What’s in store for functional cancer imaging?
September 30, 2010
We’ve been fortunate to have PET/CT imaging for patients with suspected or diagnosed cancer for the past five years. However, demand has been growing, not only because the population is aging and the incidence of cancer is increasing, but also because PET/CT scans are increasingly recognized as an essential part of routine cancer care.
To improve access to PET/CT scans in British Columbia, the BC Cancer Foundation is raising funds to purchase a second PET/CT scanner.
The Provincial Health Services Authority and the BC Cancer Agency have committed to provide the operational funding, and the Ministry of Health recently authorized us to start a request for proposal to purchase a new scanner.
I am excited about both the generosity of donors who are contributing and the response of the BC Cancer Agency and PHSA, who responded very quickly to improve service. This will help many patients avoid invasive biopsies, unnecessary surgeries and receive more accurate diagnoses.
In one clear example, patients treated for Hodgkin lymphoma (a cancer of the lymph nodes), we have reduced the use of radiation therapy by 80% for patients treated for Hodgkin lymphoma (a cancer of the lymph nodes) in British Columbia with the use of PET/CT imaging, while achieving the same outcomes.
Large prospective studies have shown that in lung cancer, PET/CT imaging reduced unnecessary surgeries by 50%.
These are the kinds of improvements we are looking for when evaluating new diagnostic imaging techniques.

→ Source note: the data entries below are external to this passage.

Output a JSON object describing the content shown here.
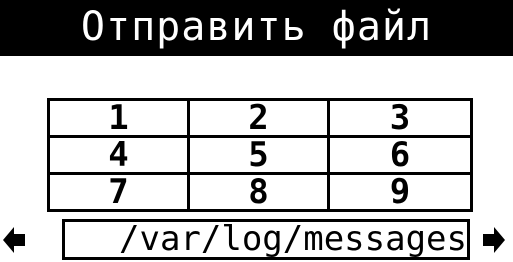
{
  "header": {
    "title": "Отправить файл"
  },
  "keypad": {
    "keys": [
      "1",
      "2",
      "3",
      "4",
      "5",
      "6",
      "7",
      "8",
      "9"
    ]
  },
  "file_selector": {
    "path": "/var/log/messages",
    "prev_icon": "left-arrow-icon",
    "next_icon": "right-arrow-icon"
  },
  "colors": {
    "background": "#ffffff",
    "foreground": "#000000"
  }
}
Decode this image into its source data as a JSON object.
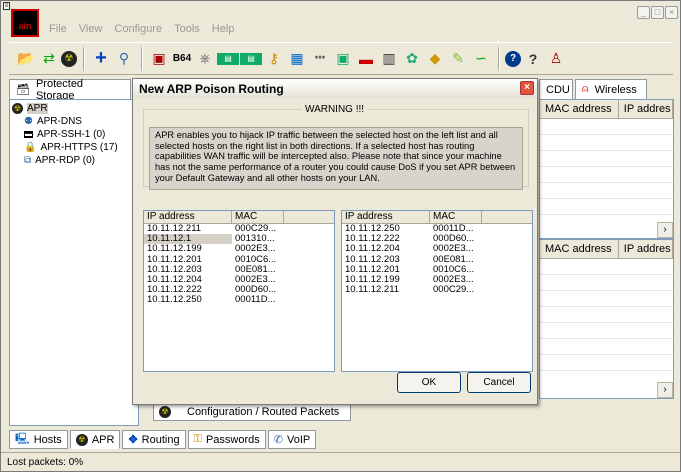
{
  "window": {
    "menu": [
      "File",
      "View",
      "Configure",
      "Tools",
      "Help"
    ],
    "controls": [
      "minimize-icon",
      "maximize-icon",
      "close-icon"
    ]
  },
  "toolbar": {
    "buttons": [
      "open-icon",
      "save-icon",
      "apr-icon",
      "add-icon",
      "sniffer-icon",
      "crack-icon",
      "base64-icon",
      "scan-icon",
      "wep-icon",
      "lsa-icon",
      "routes-icon",
      "packet-icon",
      "password-icon",
      "network-icon",
      "terminal-icon",
      "hash-icon",
      "cdu-icon",
      "certificate-icon",
      "voip-icon",
      "wireless-icon",
      "help-icon",
      "about-icon",
      "info-icon"
    ],
    "b64_label": "B64"
  },
  "tabs_top": {
    "protected_storage": "Protected Storage",
    "cdu": "CDU",
    "wireless": "Wireless"
  },
  "tree": {
    "items": [
      "APR",
      "APR-DNS",
      "APR-SSH-1 (0)",
      "APR-HTTPS (17)",
      "APR-RDP (0)"
    ]
  },
  "right_pane": {
    "col_mac": "MAC address",
    "col_ip": "IP addres"
  },
  "dialog": {
    "title": "New ARP Poison Routing",
    "legend": "WARNING !!!",
    "warning": "APR enables you to hijack IP traffic between the selected host on the left list and all selected hosts on the right list in both directions. If a selected host has routing capabilities WAN traffic will be intercepted also. Please note that since your machine has not the same performance of a router you could cause DoS if you set APR between your Default Gateway and all other hosts on your LAN.",
    "col_ip": "IP address",
    "col_mac": "MAC",
    "left_rows": [
      [
        "10.11.12.211",
        "000C29..."
      ],
      [
        "10.11.12.1",
        "001310..."
      ],
      [
        "10.11.12.199",
        "0002E3..."
      ],
      [
        "10.11.12.201",
        "0010C6..."
      ],
      [
        "10.11.12.203",
        "00E081..."
      ],
      [
        "10.11.12.204",
        "0002E3..."
      ],
      [
        "10.11.12.222",
        "000D60..."
      ],
      [
        "10.11.12.250",
        "00011D..."
      ]
    ],
    "right_rows": [
      [
        "10.11.12.250",
        "00011D..."
      ],
      [
        "10.11.12.222",
        "000D60..."
      ],
      [
        "10.11.12.204",
        "0002E3..."
      ],
      [
        "10.11.12.203",
        "00E081..."
      ],
      [
        "10.11.12.201",
        "0010C6..."
      ],
      [
        "10.11.12.199",
        "0002E3..."
      ],
      [
        "10.11.12.211",
        "000C29..."
      ]
    ],
    "ok": "OK",
    "cancel": "Cancel"
  },
  "inner_tab": "Configuration / Routed Packets",
  "bottom_tabs": [
    "Hosts",
    "APR",
    "Routing",
    "Passwords",
    "VoIP"
  ],
  "status": "Lost packets:  0%"
}
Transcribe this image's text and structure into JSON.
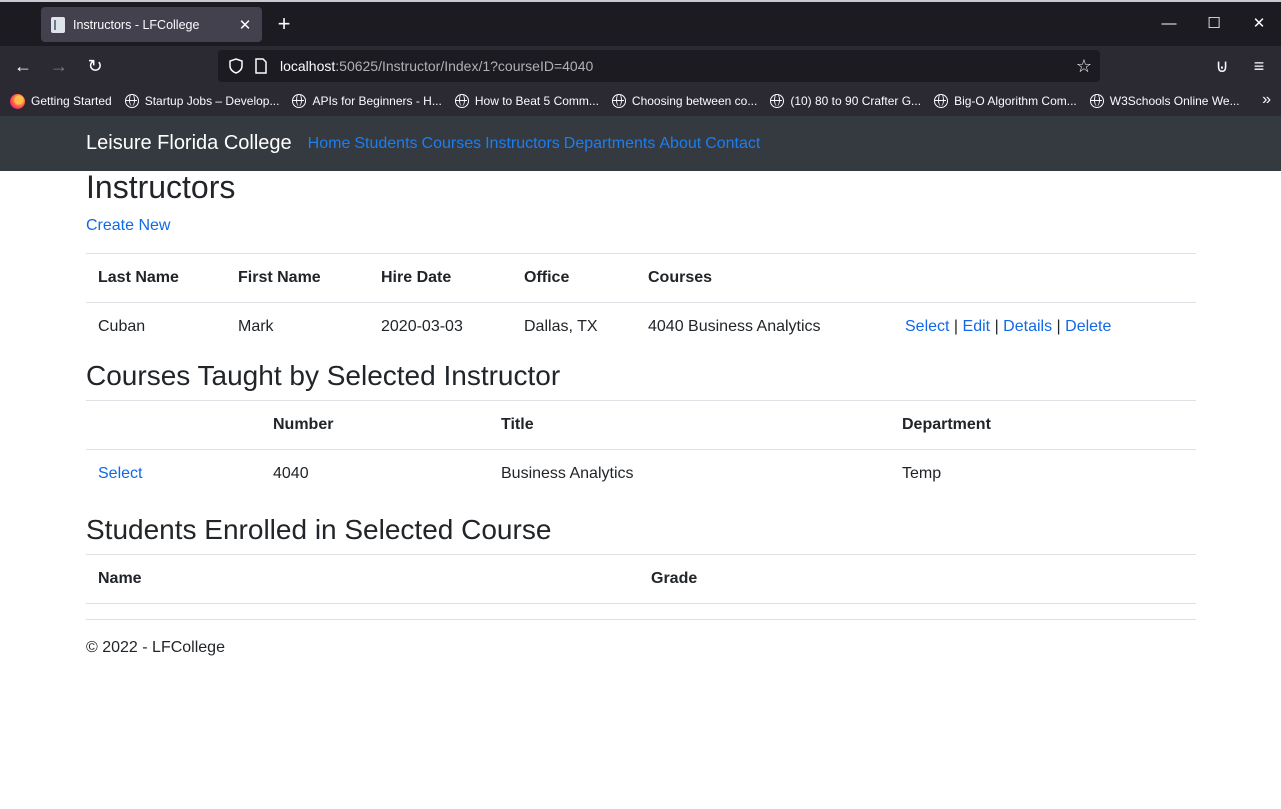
{
  "browser": {
    "tab_title": "Instructors - LFCollege",
    "tab_close": "✕",
    "new_tab": "+",
    "window": {
      "minimize": "—",
      "maximize": "☐",
      "close": "✕"
    },
    "nav": {
      "back": "←",
      "forward": "→",
      "reload": "↻"
    },
    "url_host": "localhost",
    "url_rest": ":50625/Instructor/Index/1?courseID=4040",
    "star": "☆",
    "menu": "≡",
    "pocket": "⊍",
    "bookmarks": [
      {
        "label": "Getting Started",
        "icon": "firefox-icon"
      },
      {
        "label": "Startup Jobs – Develop...",
        "icon": "globe-icon"
      },
      {
        "label": "APIs for Beginners - H...",
        "icon": "globe-icon"
      },
      {
        "label": "How to Beat 5 Comm...",
        "icon": "globe-icon"
      },
      {
        "label": "Choosing between co...",
        "icon": "globe-icon"
      },
      {
        "label": "(10) 80 to 90 Crafter G...",
        "icon": "globe-icon"
      },
      {
        "label": "Big-O Algorithm Com...",
        "icon": "globe-icon"
      },
      {
        "label": "W3Schools Online We...",
        "icon": "globe-icon"
      }
    ],
    "bookmarks_more": "»"
  },
  "site": {
    "brand": "Leisure Florida College",
    "nav": [
      "Home",
      "Students",
      "Courses",
      "Instructors",
      "Departments",
      "About",
      "Contact"
    ]
  },
  "page": {
    "title": "Instructors",
    "create_new": "Create New",
    "instructors_table": {
      "headers": [
        "Last Name",
        "First Name",
        "Hire Date",
        "Office",
        "Courses",
        ""
      ],
      "rows": [
        {
          "last_name": "Cuban",
          "first_name": "Mark",
          "hire_date": "2020-03-03",
          "office": "Dallas, TX",
          "courses": "4040 Business Analytics",
          "actions": [
            "Select",
            "Edit",
            "Details",
            "Delete"
          ]
        }
      ],
      "separator": "|"
    },
    "courses_heading": "Courses Taught by Selected Instructor",
    "courses_table": {
      "headers": [
        "",
        "Number",
        "Title",
        "Department"
      ],
      "rows": [
        {
          "action": "Select",
          "number": "4040",
          "title": "Business Analytics",
          "department": "Temp"
        }
      ]
    },
    "students_heading": "Students Enrolled in Selected Course",
    "students_table": {
      "headers": [
        "Name",
        "Grade"
      ]
    },
    "footer": "© 2022 - LFCollege"
  }
}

I hope you’ve enjoyed learning about functional cancer imaging over the last month. I have certainly appreciated the opportunity to tell you more about my program, and how much good work is being done with the funds that are so generously provided to us.